Start of Block

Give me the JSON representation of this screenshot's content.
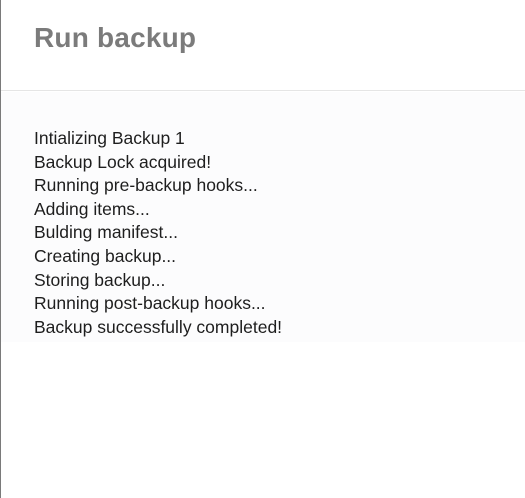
{
  "dialog": {
    "title": "Run backup"
  },
  "log": {
    "lines": [
      "Intializing Backup 1",
      "Backup Lock acquired!",
      "Running pre-backup hooks...",
      "Adding items...",
      "Bulding manifest...",
      "Creating backup...",
      "Storing backup...",
      "Running post-backup hooks...",
      "Backup successfully completed!"
    ]
  }
}
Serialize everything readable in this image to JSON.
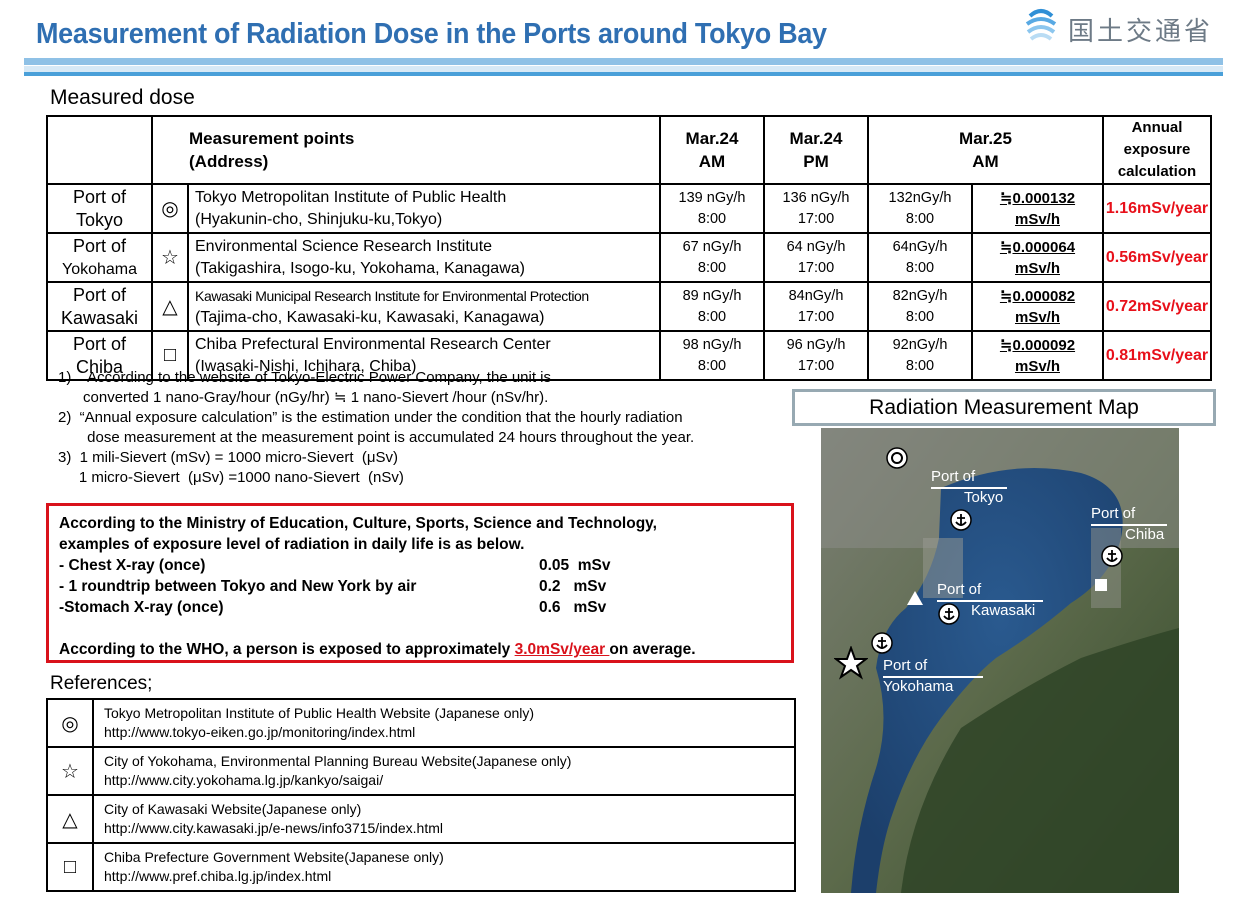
{
  "header": {
    "title": "Measurement of Radiation Dose in the Ports around Tokyo Bay",
    "logo_text": "国土交通省",
    "colors": {
      "title": "#2f6fb2",
      "accent_red": "#e8101a",
      "band_blue": "#4aa0d9"
    }
  },
  "dose_section": {
    "label": "Measured dose",
    "headers": {
      "points_line1": "Measurement points",
      "points_line2": "(Address)",
      "col1_line1": "Mar.24",
      "col1_line2": "AM",
      "col2_line1": "Mar.24",
      "col2_line2": "PM",
      "col3_line1": "Mar.25",
      "col3_line2": "AM",
      "annual_line1": "Annual exposure",
      "annual_line2": "calculation"
    },
    "rows": [
      {
        "port_line1": "Port of",
        "port_line2": "Tokyo",
        "symbol": "◎",
        "name": "Tokyo Metropolitan Institute of Public Health",
        "address": "(Hyakunin-cho, Shinjuku-ku,Tokyo)",
        "m1_value": "139 nGy/h",
        "m1_time": "8:00",
        "m2_value": "136 nGy/h",
        "m2_time": "17:00",
        "m3_value": "132nGy/h",
        "m3_time": "8:00",
        "msv_line1": "≒0.000132",
        "msv_line2": "mSv/h",
        "annual": "1.16mSv/year"
      },
      {
        "port_line1": "Port of",
        "port_line2": "Yokohama",
        "symbol": "☆",
        "name": "Environmental Science Research Institute",
        "address": "(Takigashira, Isogo-ku, Yokohama, Kanagawa)",
        "m1_value": "67 nGy/h",
        "m1_time": "8:00",
        "m2_value": "64 nGy/h",
        "m2_time": "17:00",
        "m3_value": "64nGy/h",
        "m3_time": "8:00",
        "msv_line1": "≒0.000064",
        "msv_line2": "mSv/h",
        "annual": "0.56mSv/year"
      },
      {
        "port_line1": "Port of",
        "port_line2": "Kawasaki",
        "symbol": "△",
        "name": "Kawasaki Municipal Research Institute for Environmental Protection",
        "address": "(Tajima-cho, Kawasaki-ku, Kawasaki, Kanagawa)",
        "m1_value": "89 nGy/h",
        "m1_time": "8:00",
        "m2_value": "84nGy/h",
        "m2_time": "17:00",
        "m3_value": "82nGy/h",
        "m3_time": "8:00",
        "msv_line1": "≒0.000082",
        "msv_line2": "mSv/h",
        "annual": "0.72mSv/year"
      },
      {
        "port_line1": "Port of",
        "port_line2": "Chiba",
        "symbol": "□",
        "name": "Chiba Prefectural Environmental Research Center",
        "address": "(Iwasaki-Nishi, Ichihara, Chiba)",
        "m1_value": "98 nGy/h",
        "m1_time": "8:00",
        "m2_value": "96 nGy/h",
        "m2_time": "17:00",
        "m3_value": "92nGy/h",
        "m3_time": "8:00",
        "msv_line1": "≒0.000092",
        "msv_line2": "mSv/h",
        "annual": "0.81mSv/year"
      }
    ]
  },
  "notes": [
    "1)    According to the website of Tokyo-Electric Power Company, the unit is",
    "      converted 1 nano-Gray/hour (nGy/hr) ≒ 1 nano-Sievert /hour (nSv/hr).",
    "2)  “Annual exposure calculation” is the estimation under the condition that the hourly radiation",
    "       dose measurement at the measurement point is accumulated 24 hours throughout the year.",
    "3)  1 mili-Sievert (mSv) = 1000 micro-Sievert  (μSv)",
    "     1 micro-Sievert  (μSv) =1000 nano-Sievert  (nSv)"
  ],
  "mext_box": {
    "intro_line1": "According to the Ministry of Education, Culture, Sports, Science and Technology,",
    "intro_line2": "examples of exposure level of radiation in daily life is as below.",
    "items": [
      {
        "label": "- Chest X-ray (once)",
        "amount": "0.05  mSv"
      },
      {
        "label": "- 1 roundtrip between Tokyo and New York by air",
        "amount": "0.2   mSv"
      },
      {
        "label": "-Stomach X-ray (once)",
        "amount": "0.6   mSv"
      }
    ],
    "who_prefix": "According to the WHO, a person is exposed to approximately ",
    "who_value": "3.0mSv/year ",
    "who_suffix": "on average."
  },
  "references": {
    "label": "References;",
    "items": [
      {
        "symbol": "◎",
        "title": "Tokyo Metropolitan Institute of Public Health Website (Japanese only)",
        "url": "http://www.tokyo-eiken.go.jp/monitoring/index.html"
      },
      {
        "symbol": "☆",
        "title": "City of Yokohama, Environmental Planning Bureau Website(Japanese only)",
        "url": "http://www.city.yokohama.lg.jp/kankyo/saigai/"
      },
      {
        "symbol": "△",
        "title": "City of Kawasaki Website(Japanese only)",
        "url": "http://www.city.kawasaki.jp/e-news/info3715/index.html"
      },
      {
        "symbol": "□",
        "title": "Chiba Prefecture Government Website(Japanese only)",
        "url": "http://www.pref.chiba.lg.jp/index.html"
      }
    ]
  },
  "map": {
    "title": "Radiation Measurement Map",
    "labels": {
      "tokyo_line1": "Port of",
      "tokyo_line2": "Tokyo",
      "chiba_line1": "Port of",
      "chiba_line2": "Chiba",
      "kawasaki_line1": "Port of",
      "kawasaki_line2": "Kawasaki",
      "yokohama_line1": "Port of",
      "yokohama_line2": "Yokohama"
    },
    "icons": [
      "double-circle-marker",
      "star-marker",
      "triangle-marker",
      "square-marker",
      "port-anchor-icon"
    ]
  }
}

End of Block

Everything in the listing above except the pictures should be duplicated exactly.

Give me the JSON representation of this screenshot's content.
{
  "dialog": {
    "title": "Run backup"
  },
  "log": {
    "lines": [
      "Intializing Backup 1",
      "Backup Lock acquired!",
      "Running pre-backup hooks...",
      "Adding items...",
      "Bulding manifest...",
      "Creating backup...",
      "Storing backup...",
      "Running post-backup hooks...",
      "Backup successfully completed!"
    ]
  }
}
Serialize everything readable in this image to JSON.
{
  "header": {
    "title": "Measurement of Radiation Dose in the Ports around Tokyo Bay",
    "logo_text": "国土交通省",
    "colors": {
      "title": "#2f6fb2",
      "accent_red": "#e8101a",
      "band_blue": "#4aa0d9"
    }
  },
  "dose_section": {
    "label": "Measured dose",
    "headers": {
      "points_line1": "Measurement points",
      "points_line2": "(Address)",
      "col1_line1": "Mar.24",
      "col1_line2": "AM",
      "col2_line1": "Mar.24",
      "col2_line2": "PM",
      "col3_line1": "Mar.25",
      "col3_line2": "AM",
      "annual_line1": "Annual exposure",
      "annual_line2": "calculation"
    },
    "rows": [
      {
        "port_line1": "Port of",
        "port_line2": "Tokyo",
        "symbol": "◎",
        "name": "Tokyo Metropolitan Institute of Public Health",
        "address": "(Hyakunin-cho, Shinjuku-ku,Tokyo)",
        "m1_value": "139 nGy/h",
        "m1_time": "8:00",
        "m2_value": "136 nGy/h",
        "m2_time": "17:00",
        "m3_value": "132nGy/h",
        "m3_time": "8:00",
        "msv_line1": "≒0.000132",
        "msv_line2": "mSv/h",
        "annual": "1.16mSv/year"
      },
      {
        "port_line1": "Port of",
        "port_line2": "Yokohama",
        "symbol": "☆",
        "name": "Environmental Science Research Institute",
        "address": "(Takigashira, Isogo-ku, Yokohama, Kanagawa)",
        "m1_value": "67 nGy/h",
        "m1_time": "8:00",
        "m2_value": "64 nGy/h",
        "m2_time": "17:00",
        "m3_value": "64nGy/h",
        "m3_time": "8:00",
        "msv_line1": "≒0.000064",
        "msv_line2": "mSv/h",
        "annual": "0.56mSv/year"
      },
      {
        "port_line1": "Port of",
        "port_line2": "Kawasaki",
        "symbol": "△",
        "name": "Kawasaki Municipal Research Institute for Environmental Protection",
        "address": "(Tajima-cho, Kawasaki-ku, Kawasaki, Kanagawa)",
        "m1_value": "89 nGy/h",
        "m1_time": "8:00",
        "m2_value": "84nGy/h",
        "m2_time": "17:00",
        "m3_value": "82nGy/h",
        "m3_time": "8:00",
        "msv_line1": "≒0.000082",
        "msv_line2": "mSv/h",
        "annual": "0.72mSv/year"
      },
      {
        "port_line1": "Port of",
        "port_line2": "Chiba",
        "symbol": "□",
        "name": "Chiba Prefectural Environmental Research Center",
        "address": "(Iwasaki-Nishi, Ichihara, Chiba)",
        "m1_value": "98 nGy/h",
        "m1_time": "8:00",
        "m2_value": "96 nGy/h",
        "m2_time": "17:00",
        "m3_value": "92nGy/h",
        "m3_time": "8:00",
        "msv_line1": "≒0.000092",
        "msv_line2": "mSv/h",
        "annual": "0.81mSv/year"
      }
    ]
  },
  "notes": [
    "1)    According to the website of Tokyo-Electric Power Company, the unit is",
    "      converted 1 nano-Gray/hour (nGy/hr) ≒ 1 nano-Sievert /hour (nSv/hr).",
    "2)  “Annual exposure calculation” is the estimation under the condition that the hourly radiation",
    "       dose measurement at the measurement point is accumulated 24 hours throughout the year.",
    "3)  1 mili-Sievert (mSv) = 1000 micro-Sievert  (μSv)",
    "     1 micro-Sievert  (μSv) =1000 nano-Sievert  (nSv)"
  ],
  "mext_box": {
    "intro_line1": "According to the Ministry of Education, Culture, Sports, Science and Technology,",
    "intro_line2": "examples of exposure level of radiation in daily life is as below.",
    "items": [
      {
        "label": "- Chest X-ray (once)",
        "amount": "0.05  mSv"
      },
      {
        "label": "- 1 roundtrip between Tokyo and New York by air",
        "amount": "0.2   mSv"
      },
      {
        "label": "-Stomach X-ray (once)",
        "amount": "0.6   mSv"
      }
    ],
    "who_prefix": "According to the WHO, a person is exposed to approximately ",
    "who_value": "3.0mSv/year ",
    "who_suffix": "on average."
  },
  "references": {
    "label": "References;",
    "items": [
      {
        "symbol": "◎",
        "title": "Tokyo Metropolitan Institute of Public Health Website (Japanese only)",
        "url": "http://www.tokyo-eiken.go.jp/monitoring/index.html"
      },
      {
        "symbol": "☆",
        "title": "City of Yokohama, Environmental Planning Bureau Website(Japanese only)",
        "url": "http://www.city.yokohama.lg.jp/kankyo/saigai/"
      },
      {
        "symbol": "△",
        "title": "City of Kawasaki Website(Japanese only)",
        "url": "http://www.city.kawasaki.jp/e-news/info3715/index.html"
      },
      {
        "symbol": "□",
        "title": "Chiba Prefecture Government Website(Japanese only)",
        "url": "http://www.pref.chiba.lg.jp/index.html"
      }
    ]
  },
  "map": {
    "title": "Radiation Measurement Map",
    "labels": {
      "tokyo_line1": "Port of",
      "tokyo_line2": "Tokyo",
      "chiba_line1": "Port of",
      "chiba_line2": "Chiba",
      "kawasaki_line1": "Port of",
      "kawasaki_line2": "Kawasaki",
      "yokohama_line1": "Port of",
      "yokohama_line2": "Yokohama"
    },
    "icons": [
      "double-circle-marker",
      "star-marker",
      "triangle-marker",
      "square-marker",
      "port-anchor-icon"
    ]
  }
}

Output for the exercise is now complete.